Wearable_fitness_JOUR_36253_448800Thinking about improving your health? You might listen to David Carr, M.D., the clinical director for the Division of Geriatrics and Nutritional Science for Washington University School of Medicine in St. Louis. Dr. Carr has reviewed thousands of medical studies in his practice and has some positive news about healthy aging: we can achieve significantly healthier outcomes with easy lifestyle changes and less effort than you might think.

“Exercise is number one,” Dr. Carr says. “There are studies that suggest regular physical activity can have positive effects on physical health, quality of life, and cognition. Even as little as 20 minutes of walking a day can yield great benefits.”

Thirty minutes of exercise, 5 times a week, is the minimum bar set by the Department of Health and Human Services.IMG_20151028_113009

It is easy to build up gradually in your regular routine. For example, choose the stairs instead of the elevator. Park at the distant side of a parking lot instead of circling until a spot near an entrance opens.

Dr. Carr’s longevity prescription also includes a workout for your brain and social life. “Cognitive and social stimulation are number two,” he says. “There is simply not much stimulation if you stay home alone and watch TV. The brain is like a muscle — it needs to be used, stimulated, and pushed.”

In his medical practice, Carr has found having a “care” is part of the “cure”, because people who have social connections live longer.1000102_10201651982325609_766739615_n

“Interacting with other people in social situations is crucial. It’s also important to keep your hobbies going – board games, puzzles, cards, playing a musical instrument or staying active in volunteer work,” are a few of the suggestions Dr. Carr offers.

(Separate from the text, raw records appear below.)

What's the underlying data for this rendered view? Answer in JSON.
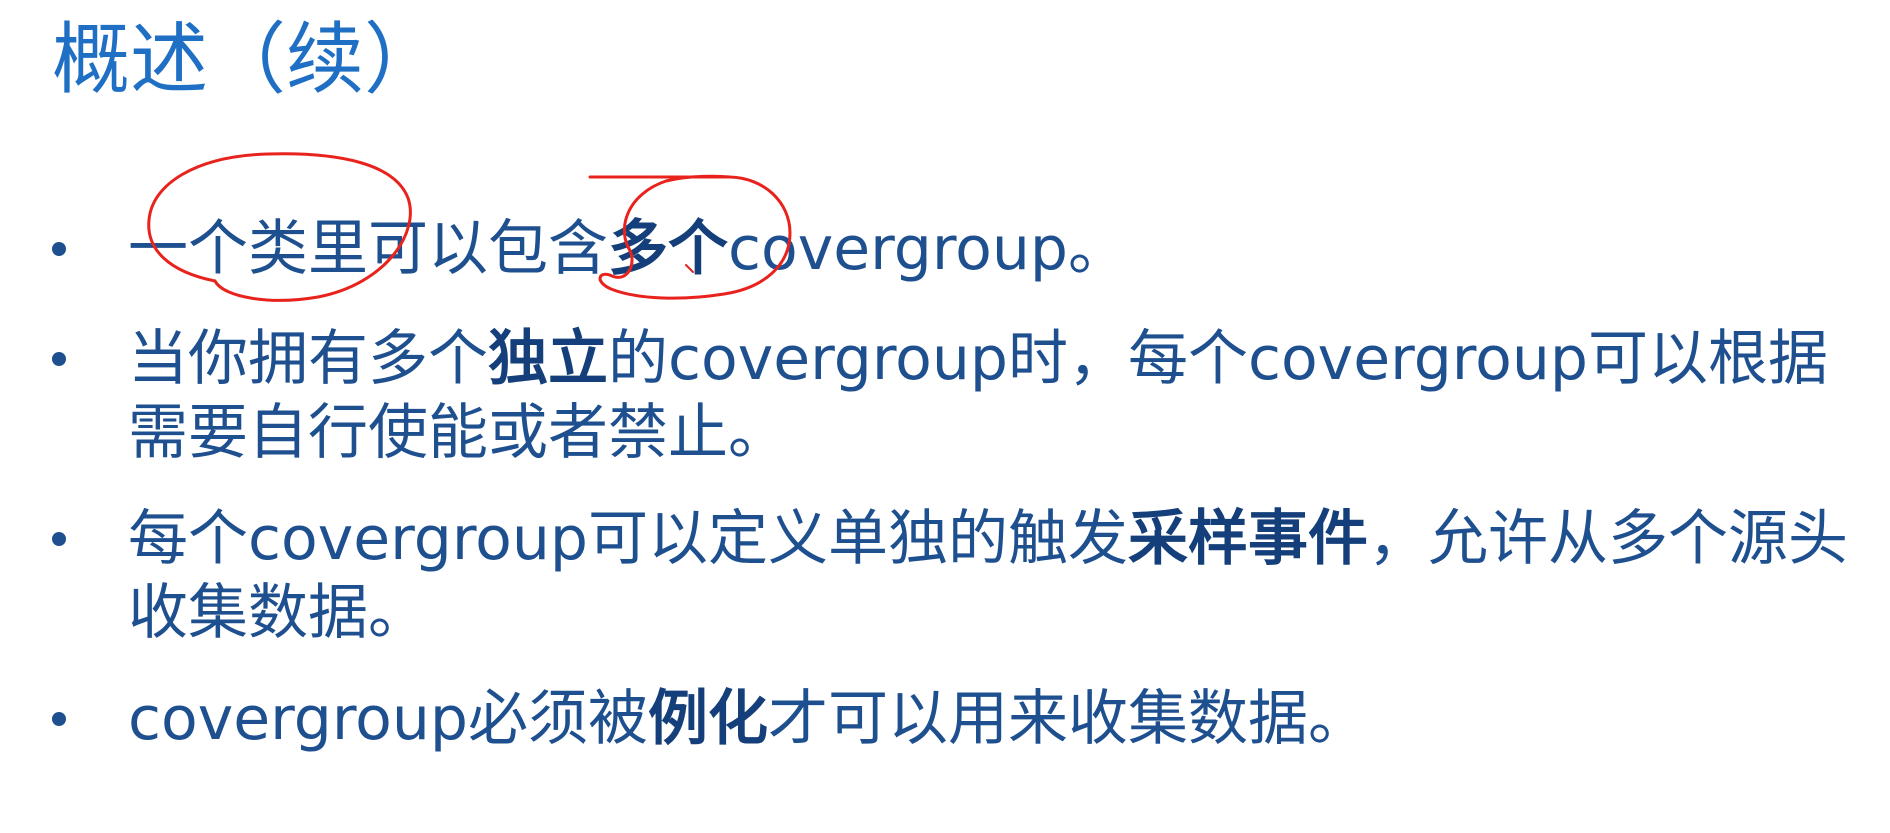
{
  "slide": {
    "title": "概述（续）",
    "bullets": [
      {
        "segments": [
          {
            "text": "一个类里可以包含",
            "bold": false
          },
          {
            "text": "多个",
            "bold": true
          },
          {
            "text": "covergroup。",
            "bold": false
          }
        ]
      },
      {
        "segments": [
          {
            "text": "当你拥有多个",
            "bold": false
          },
          {
            "text": "独立",
            "bold": true
          },
          {
            "text": "的covergroup时，每个covergroup可以根据需要自行使能或者禁止。",
            "bold": false
          }
        ]
      },
      {
        "segments": [
          {
            "text": "每个covergroup可以定义单独的触发",
            "bold": false
          },
          {
            "text": "采样事件",
            "bold": true
          },
          {
            "text": "，允许从多个源头收集数据。",
            "bold": false
          }
        ]
      },
      {
        "segments": [
          {
            "text": "covergroup必须被",
            "bold": false
          },
          {
            "text": "例化",
            "bold": true
          },
          {
            "text": "才可以用来收集数据。",
            "bold": false
          }
        ]
      }
    ]
  },
  "colors": {
    "title": "#1f6fc5",
    "body_text": "#1e4f8f",
    "annotation_ink": "#e8231d"
  }
}
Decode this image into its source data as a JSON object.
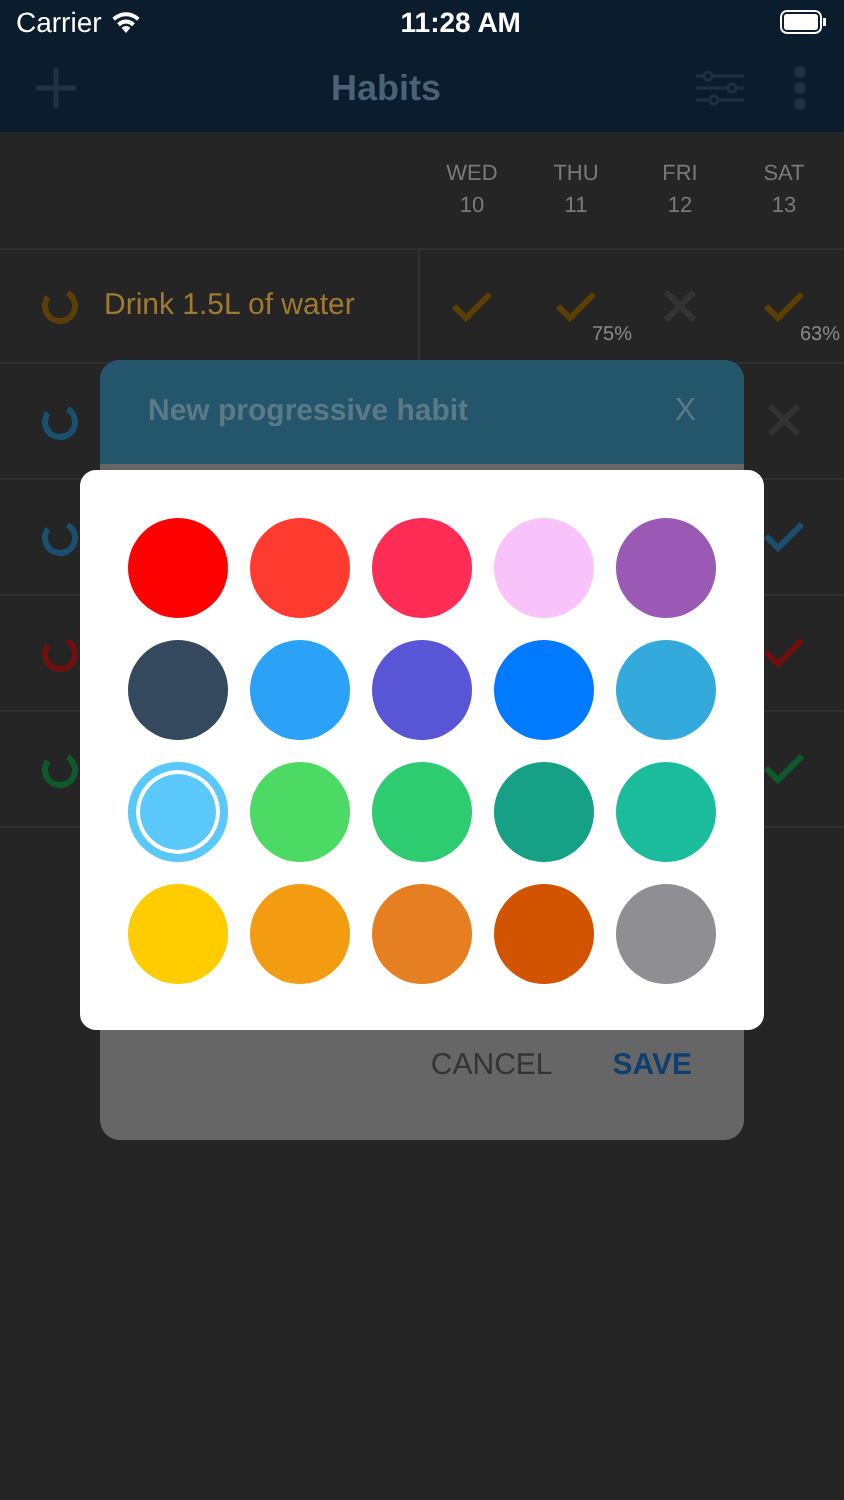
{
  "status_bar": {
    "carrier": "Carrier",
    "time": "11:28 AM"
  },
  "nav": {
    "title": "Habits"
  },
  "days": [
    {
      "name": "WED",
      "date": "10"
    },
    {
      "name": "THU",
      "date": "11"
    },
    {
      "name": "FRI",
      "date": "12"
    },
    {
      "name": "SAT",
      "date": "13"
    }
  ],
  "habits": [
    {
      "name": "Drink 1.5L of water",
      "color": "#5c3f06",
      "days": [
        {
          "done": true
        },
        {
          "done": true,
          "percent": "75%"
        },
        {
          "done": false
        },
        {
          "done": true,
          "percent": "63%"
        }
      ]
    },
    {
      "color": "#1b4f6e",
      "days": [
        {
          "done": false
        }
      ]
    },
    {
      "color": "#1b4f6e",
      "days": [
        {
          "done": true
        }
      ]
    },
    {
      "color": "#6e0f10",
      "days": [
        {
          "done": true
        }
      ]
    },
    {
      "color": "#0f5a2a",
      "days": [
        {
          "done": true
        }
      ]
    }
  ],
  "dialog": {
    "title": "New progressive habit",
    "close": "X",
    "buttons": [
      {
        "label": "CANCEL",
        "primary": false
      },
      {
        "label": "SAVE",
        "primary": true
      }
    ]
  },
  "color_picker": {
    "swatches": [
      {
        "color": "#ff0000",
        "selected": false
      },
      {
        "color": "#ff3b30",
        "selected": false
      },
      {
        "color": "#ff2d55",
        "selected": false
      },
      {
        "color": "#f8c3fb",
        "selected": false
      },
      {
        "color": "#9b59b6",
        "selected": false
      },
      {
        "color": "#34495e",
        "selected": false
      },
      {
        "color": "#2ba1f8",
        "selected": false
      },
      {
        "color": "#5856d6",
        "selected": false
      },
      {
        "color": "#007aff",
        "selected": false
      },
      {
        "color": "#34aadc",
        "selected": false
      },
      {
        "color": "#5ac8fa",
        "selected": true
      },
      {
        "color": "#4cd964",
        "selected": false
      },
      {
        "color": "#2ecc71",
        "selected": false
      },
      {
        "color": "#16a085",
        "selected": false
      },
      {
        "color": "#1abc9c",
        "selected": false
      },
      {
        "color": "#ffcc00",
        "selected": false
      },
      {
        "color": "#f39c12",
        "selected": false
      },
      {
        "color": "#e67e22",
        "selected": false
      },
      {
        "color": "#d35400",
        "selected": false
      },
      {
        "color": "#8e8e93",
        "selected": false
      }
    ]
  }
}
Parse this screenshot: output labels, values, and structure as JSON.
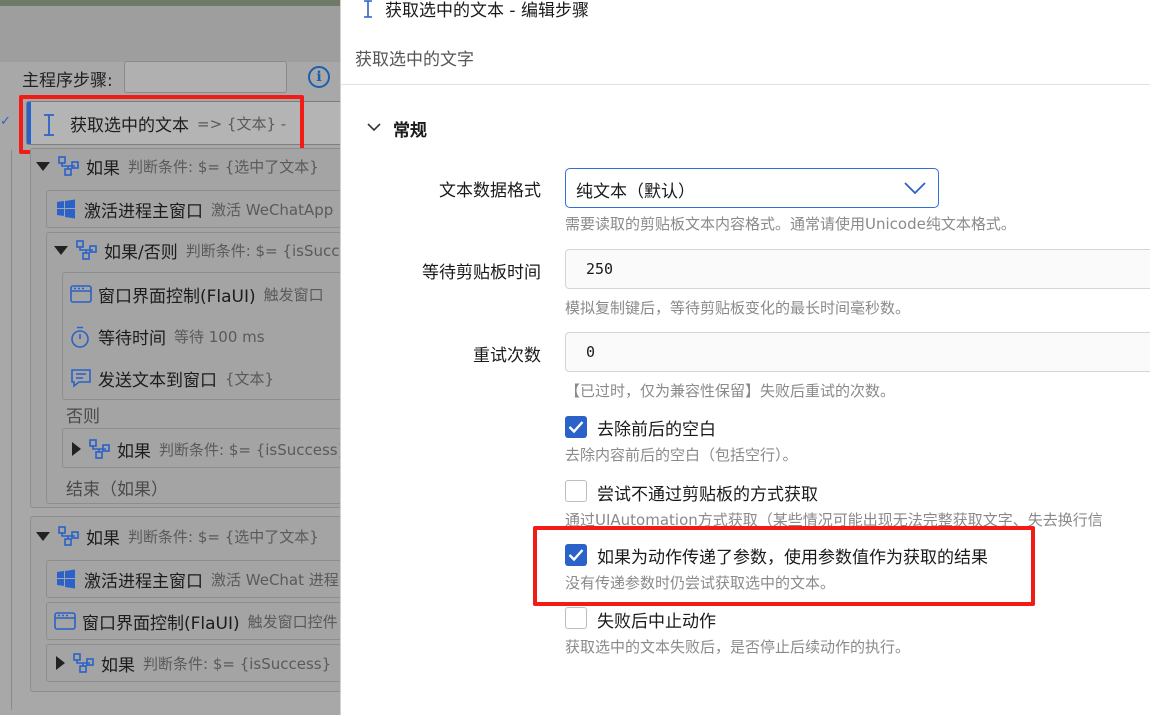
{
  "left_panel": {
    "main_steps_label": "主程序步骤:",
    "selected_step": {
      "name": "获取选中的文本",
      "detail": "=> {文本} -"
    },
    "rows": [
      {
        "name": "如果",
        "detail": "判断条件: $= {选中了文本}"
      },
      {
        "name": "激活进程主窗口",
        "detail": "激活 WeChatApp"
      },
      {
        "name": "如果/否则",
        "detail": "判断条件: $= {isSuccess}"
      },
      {
        "name": "窗口界面控制(FlaUI)",
        "detail": "触发窗口"
      },
      {
        "name": "等待时间",
        "detail": "等待 100 ms"
      },
      {
        "name": "发送文本到窗口",
        "detail": "{文本}"
      },
      {
        "name": "否则",
        "detail": ""
      },
      {
        "name": "如果",
        "detail": "判断条件: $= {isSuccess}"
      },
      {
        "name": "结束（如果）",
        "detail": ""
      },
      {
        "name": "如果",
        "detail": "判断条件: $= {选中了文本}"
      },
      {
        "name": "激活进程主窗口",
        "detail": "激活 WeChat 进程"
      },
      {
        "name": "窗口界面控制(FlaUI)",
        "detail": "触发窗口控件"
      },
      {
        "name": "如果",
        "detail": "判断条件: $= {isSuccess}"
      }
    ]
  },
  "dialog": {
    "title": "获取选中的文本  -  编辑步骤",
    "subtitle": "获取选中的文字",
    "section": "常规",
    "format": {
      "label": "文本数据格式",
      "value": "纯文本（默认）",
      "help": "需要读取的剪贴板文本内容格式。通常请使用Unicode纯文本格式。"
    },
    "wait": {
      "label": "等待剪贴板时间",
      "value": "250",
      "help": "模拟复制键后，等待剪贴板变化的最长时间毫秒数。"
    },
    "retry": {
      "label": "重试次数",
      "value": "0",
      "help": "【已过时，仅为兼容性保留】失败后重试的次数。"
    },
    "checks": [
      {
        "label": "去除前后的空白",
        "help": "去除内容前后的空白（包括空行）。",
        "checked": true
      },
      {
        "label": "尝试不通过剪贴板的方式获取",
        "help": "通过UIAutomation方式获取（某些情况可能出现无法完整获取文字、失去换行信",
        "checked": false
      },
      {
        "label": "如果为动作传递了参数，使用参数值作为获取的结果",
        "help": "没有传递参数时仍尝试获取选中的文本。",
        "checked": true
      },
      {
        "label": "失败后中止动作",
        "help": "获取选中的文本失败后，是否停止后续动作的执行。",
        "checked": false
      }
    ]
  },
  "colors": {
    "accent": "#2a62c9",
    "highlight": "#f21b16"
  }
}
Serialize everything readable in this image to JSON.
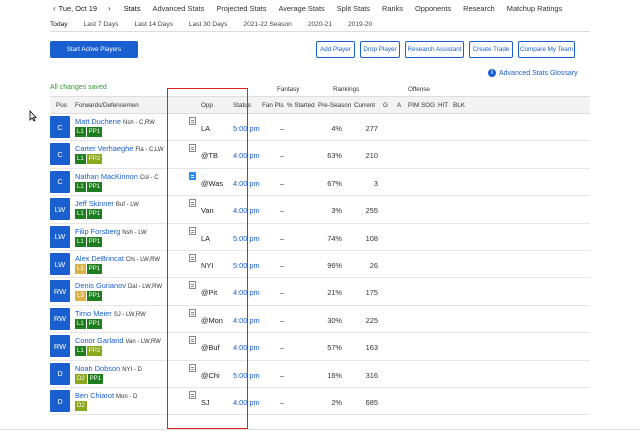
{
  "topnav": {
    "prev_arrow": "‹",
    "date": "Tue, Oct 19",
    "next_arrow": "›",
    "items": [
      "Stats",
      "Advanced Stats",
      "Projected Stats",
      "Average Stats",
      "Split Stats",
      "Ranks",
      "Opponents",
      "Research",
      "Matchup Ratings"
    ]
  },
  "subnav": {
    "items": [
      "Today",
      "Last 7 Days",
      "Last 14 Days",
      "Last 30 Days",
      "2021-22 Season",
      "2020-21",
      "2019-20"
    ]
  },
  "actions": {
    "start_active": "Start Active Players",
    "add_player": "Add Player",
    "drop_player": "Drop Player",
    "research_assistant": "Research Assistant",
    "create_trade": "Create Trade",
    "compare_team": "Compare My Team"
  },
  "glossary": {
    "icon": "i",
    "label": "Advanced Stats Glossary"
  },
  "saved_text": "All changes saved",
  "groups": {
    "fantasy": "Fantasy",
    "rankings": "Rankings",
    "offense": "Offense"
  },
  "columns": {
    "pos": "Pos",
    "player": "Forwards/Defensemen",
    "opp": "Opp",
    "status": "Status",
    "fan_pts": "Fan Pts",
    "pct_started": "% Started",
    "preseason": "Pre-Season",
    "current": "Current",
    "g": "G",
    "a": "A",
    "pim": "PIM",
    "sog": "SOG",
    "hit": "HIT",
    "blk": "BLK"
  },
  "colors": {
    "accent": "#1a5fd0",
    "line1": "#1e7d1e",
    "pp1": "#1e7d1e",
    "line2": "#8aa81e",
    "line3": "#d9b24a",
    "highlight": "#e02020"
  },
  "players": [
    {
      "pos": "C",
      "name": "Matt Duchene",
      "team": "Nsh - C,RW",
      "line": "L1",
      "pp": "PP1",
      "opp": "LA",
      "status": "5:00 pm",
      "fan_pts": "–",
      "started": "4%",
      "pre": "277",
      "note_active": false
    },
    {
      "pos": "C",
      "name": "Carter Verhaeghe",
      "team": "Fla - C,LW",
      "line": "L1",
      "pp": "PP2",
      "opp": "@TB",
      "status": "4:00 pm",
      "fan_pts": "–",
      "started": "63%",
      "pre": "210",
      "note_active": false
    },
    {
      "pos": "C",
      "name": "Nathan MacKinnon",
      "team": "Col - C",
      "line": "L1",
      "pp": "PP1",
      "opp": "@Was",
      "status": "4:00 pm",
      "fan_pts": "–",
      "started": "67%",
      "pre": "3",
      "note_active": true
    },
    {
      "pos": "LW",
      "name": "Jeff Skinner",
      "team": "Buf - LW",
      "line": "L1",
      "pp": "PP1",
      "opp": "Van",
      "status": "4:00 pm",
      "fan_pts": "–",
      "started": "3%",
      "pre": "255",
      "note_active": false
    },
    {
      "pos": "LW",
      "name": "Filip Forsberg",
      "team": "Nsh - LW",
      "line": "L1",
      "pp": "PP1",
      "opp": "LA",
      "status": "5:00 pm",
      "fan_pts": "–",
      "started": "74%",
      "pre": "108",
      "note_active": false
    },
    {
      "pos": "LW",
      "name": "Alex DeBrincat",
      "team": "Chi - LW,RW",
      "line": "L3",
      "pp": "PP1",
      "opp": "NYI",
      "status": "5:00 pm",
      "fan_pts": "–",
      "started": "96%",
      "pre": "26",
      "note_active": false
    },
    {
      "pos": "RW",
      "name": "Denis Gurianov",
      "team": "Dal - LW,RW",
      "line": "L3",
      "pp": "PP1",
      "opp": "@Pit",
      "status": "4:00 pm",
      "fan_pts": "–",
      "started": "21%",
      "pre": "175",
      "note_active": false
    },
    {
      "pos": "RW",
      "name": "Timo Meier",
      "team": "SJ - LW,RW",
      "line": "L1",
      "pp": "PP1",
      "opp": "@Mon",
      "status": "4:00 pm",
      "fan_pts": "–",
      "started": "30%",
      "pre": "225",
      "note_active": false
    },
    {
      "pos": "RW",
      "name": "Conor Garland",
      "team": "Van - LW,RW",
      "line": "L1",
      "pp": "PP2",
      "opp": "@Buf",
      "status": "4:00 pm",
      "fan_pts": "–",
      "started": "57%",
      "pre": "163",
      "note_active": false
    },
    {
      "pos": "D",
      "name": "Noah Dobson",
      "team": "NYI - D",
      "line": "D2",
      "pp": "PP1",
      "opp": "@Chi",
      "status": "5:00 pm",
      "fan_pts": "–",
      "started": "16%",
      "pre": "316",
      "note_active": false
    },
    {
      "pos": "D",
      "name": "Ben Chiarot",
      "team": "Mon - D",
      "line": "D2",
      "pp": "",
      "opp": "SJ",
      "status": "4:00 pm",
      "fan_pts": "–",
      "started": "2%",
      "pre": "685",
      "note_active": false
    }
  ]
}
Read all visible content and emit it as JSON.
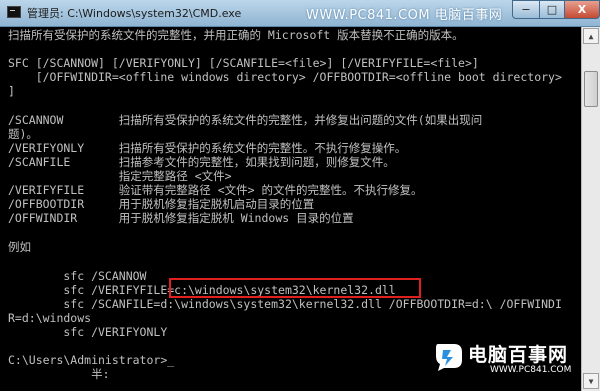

caroline-attwood-225496-unsplash - CopyDr. Carr’s number 3 tip is focused on your plate: “A good heart healthy diet will probably also turn out to be great for the brain,” he says. “You should eat plenty of fruits and vegetables every day and consume fish at least a couple of times a week.”

His next tip for living to 100 or more includes regular health checks to catch diseases early when they’re still treatable.

202874“Controlling risk factors for vascular disease is tip number four. We know the number one killer of the brain and heart is vascular disease or atherosclerosis. If you have high blood sugar, high cholesterol, or high blood pressure, you should see your family doctor for treatment, and keep those risk factors under control.”

Dr. Carr finds relaxation to be vital. “I’m convinced that high stress levels over a lifetime can have a very negative impact on our organ systems,” he says. “So trying to keep stress under control is probably the fifth leg of the table.”DEYVTHFARF